Your reply should hold every record exactly as given, with no pictures in it.

--- Material shown ---

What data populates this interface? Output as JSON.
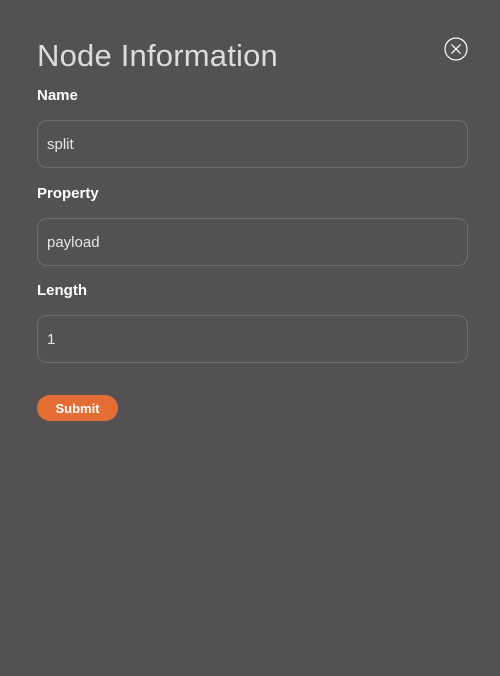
{
  "dialog": {
    "title": "Node Information",
    "close_icon": "close-icon"
  },
  "fields": [
    {
      "label": "Name",
      "value": "split"
    },
    {
      "label": "Property",
      "value": "payload"
    },
    {
      "label": "Length",
      "value": "1"
    }
  ],
  "actions": {
    "submit_label": "Submit"
  },
  "colors": {
    "background": "#535152",
    "accent": "#e46d36",
    "input_border": "#6e6c6d"
  }
}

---

Final answer:
What data populates this interface? Output as JSON.
{
  "dialog": {
    "title": "Node Information",
    "close_icon": "close-icon"
  },
  "fields": [
    {
      "label": "Name",
      "value": "split"
    },
    {
      "label": "Property",
      "value": "payload"
    },
    {
      "label": "Length",
      "value": "1"
    }
  ],
  "actions": {
    "submit_label": "Submit"
  },
  "colors": {
    "background": "#535152",
    "accent": "#e46d36",
    "input_border": "#6e6c6d"
  }
}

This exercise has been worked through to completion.